## Work order:
Write out the records again, exactly, leaving none out.

[Dataset rows describing interfaces]
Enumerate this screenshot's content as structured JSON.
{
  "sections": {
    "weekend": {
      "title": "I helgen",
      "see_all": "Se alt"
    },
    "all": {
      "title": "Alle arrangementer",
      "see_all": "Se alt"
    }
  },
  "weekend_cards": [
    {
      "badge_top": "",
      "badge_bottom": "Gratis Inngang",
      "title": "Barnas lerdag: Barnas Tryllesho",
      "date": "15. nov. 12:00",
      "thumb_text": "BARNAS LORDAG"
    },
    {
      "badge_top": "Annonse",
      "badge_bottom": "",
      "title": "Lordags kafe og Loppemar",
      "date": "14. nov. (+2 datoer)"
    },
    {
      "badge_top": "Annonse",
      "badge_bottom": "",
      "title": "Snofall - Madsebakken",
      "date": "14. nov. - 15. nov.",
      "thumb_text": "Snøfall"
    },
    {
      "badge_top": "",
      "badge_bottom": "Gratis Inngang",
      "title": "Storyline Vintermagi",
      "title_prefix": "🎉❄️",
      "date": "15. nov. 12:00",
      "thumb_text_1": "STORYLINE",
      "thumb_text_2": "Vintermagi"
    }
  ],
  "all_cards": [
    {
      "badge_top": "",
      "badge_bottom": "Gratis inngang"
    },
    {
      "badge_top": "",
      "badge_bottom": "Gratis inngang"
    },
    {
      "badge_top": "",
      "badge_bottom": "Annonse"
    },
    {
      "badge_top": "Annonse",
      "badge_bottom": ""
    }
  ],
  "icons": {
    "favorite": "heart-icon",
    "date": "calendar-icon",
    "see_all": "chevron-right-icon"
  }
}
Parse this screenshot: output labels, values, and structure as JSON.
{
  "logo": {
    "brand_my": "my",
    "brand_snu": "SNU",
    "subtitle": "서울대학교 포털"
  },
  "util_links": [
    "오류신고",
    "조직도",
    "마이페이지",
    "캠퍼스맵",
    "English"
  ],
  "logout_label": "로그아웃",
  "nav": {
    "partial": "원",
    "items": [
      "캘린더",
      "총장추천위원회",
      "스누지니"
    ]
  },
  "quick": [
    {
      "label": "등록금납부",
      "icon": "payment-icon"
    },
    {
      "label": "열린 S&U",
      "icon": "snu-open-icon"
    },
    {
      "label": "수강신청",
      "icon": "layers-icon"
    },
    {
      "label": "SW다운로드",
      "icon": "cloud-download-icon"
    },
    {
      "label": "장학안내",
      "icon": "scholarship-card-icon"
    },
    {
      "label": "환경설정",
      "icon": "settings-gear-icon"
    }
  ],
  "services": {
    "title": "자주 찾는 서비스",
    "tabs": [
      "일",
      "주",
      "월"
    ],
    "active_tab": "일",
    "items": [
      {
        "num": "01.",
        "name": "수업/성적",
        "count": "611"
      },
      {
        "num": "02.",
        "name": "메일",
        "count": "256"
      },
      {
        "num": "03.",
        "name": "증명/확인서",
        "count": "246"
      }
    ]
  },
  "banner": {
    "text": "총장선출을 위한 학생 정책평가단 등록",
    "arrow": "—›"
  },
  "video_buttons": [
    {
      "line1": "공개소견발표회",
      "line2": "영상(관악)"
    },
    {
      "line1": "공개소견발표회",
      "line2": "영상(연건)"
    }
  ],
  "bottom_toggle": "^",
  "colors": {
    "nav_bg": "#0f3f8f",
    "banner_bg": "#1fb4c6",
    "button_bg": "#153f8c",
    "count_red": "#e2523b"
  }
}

## Result:
Enumerate this screenshot's content as structured JSON.
{
  "sections": {
    "weekend": {
      "title": "I helgen",
      "see_all": "Se alt"
    },
    "all": {
      "title": "Alle arrangementer",
      "see_all": "Se alt"
    }
  },
  "weekend_cards": [
    {
      "badge_top": "",
      "badge_bottom": "Gratis Inngang",
      "title": "Barnas lerdag: Barnas Tryllesho",
      "date": "15. nov. 12:00",
      "thumb_text": "BARNAS LORDAG"
    },
    {
      "badge_top": "Annonse",
      "badge_bottom": "",
      "title": "Lordags kafe og Loppemar",
      "date": "14. nov. (+2 datoer)"
    },
    {
      "badge_top": "Annonse",
      "badge_bottom": "",
      "title": "Snofall - Madsebakken",
      "date": "14. nov. - 15. nov.",
      "thumb_text": "Snøfall"
    },
    {
      "badge_top": "",
      "badge_bottom": "Gratis Inngang",
      "title": "Storyline Vintermagi",
      "title_prefix": "🎉❄️",
      "date": "15. nov. 12:00",
      "thumb_text_1": "STORYLINE",
      "thumb_text_2": "Vintermagi"
    }
  ],
  "all_cards": [
    {
      "badge_top": "",
      "badge_bottom": "Gratis inngang"
    },
    {
      "badge_top": "",
      "badge_bottom": "Gratis inngang"
    },
    {
      "badge_top": "",
      "badge_bottom": "Annonse"
    },
    {
      "badge_top": "Annonse",
      "badge_bottom": ""
    }
  ],
  "icons": {
    "favorite": "heart-icon",
    "date": "calendar-icon",
    "see_all": "chevron-right-icon"
  }
}
Parse this screenshot: output labels, values, and structure as JSON.
{
  "logo": {
    "brand_my": "my",
    "brand_snu": "SNU",
    "subtitle": "서울대학교 포털"
  },
  "util_links": [
    "오류신고",
    "조직도",
    "마이페이지",
    "캠퍼스맵",
    "English"
  ],
  "logout_label": "로그아웃",
  "nav": {
    "partial": "원",
    "items": [
      "캘린더",
      "총장추천위원회",
      "스누지니"
    ]
  },
  "quick": [
    {
      "label": "등록금납부",
      "icon": "payment-icon"
    },
    {
      "label": "열린 S&U",
      "icon": "snu-open-icon"
    },
    {
      "label": "수강신청",
      "icon": "layers-icon"
    },
    {
      "label": "SW다운로드",
      "icon": "cloud-download-icon"
    },
    {
      "label": "장학안내",
      "icon": "scholarship-card-icon"
    },
    {
      "label": "환경설정",
      "icon": "settings-gear-icon"
    }
  ],
  "services": {
    "title": "자주 찾는 서비스",
    "tabs": [
      "일",
      "주",
      "월"
    ],
    "active_tab": "일",
    "items": [
      {
        "num": "01.",
        "name": "수업/성적",
        "count": "611"
      },
      {
        "num": "02.",
        "name": "메일",
        "count": "256"
      },
      {
        "num": "03.",
        "name": "증명/확인서",
        "count": "246"
      }
    ]
  },
  "banner": {
    "text": "총장선출을 위한 학생 정책평가단 등록",
    "arrow": "—›"
  },
  "video_buttons": [
    {
      "line1": "공개소견발표회",
      "line2": "영상(관악)"
    },
    {
      "line1": "공개소견발표회",
      "line2": "영상(연건)"
    }
  ],
  "bottom_toggle": "^",
  "colors": {
    "nav_bg": "#0f3f8f",
    "banner_bg": "#1fb4c6",
    "button_bg": "#153f8c",
    "count_red": "#e2523b"
  }
}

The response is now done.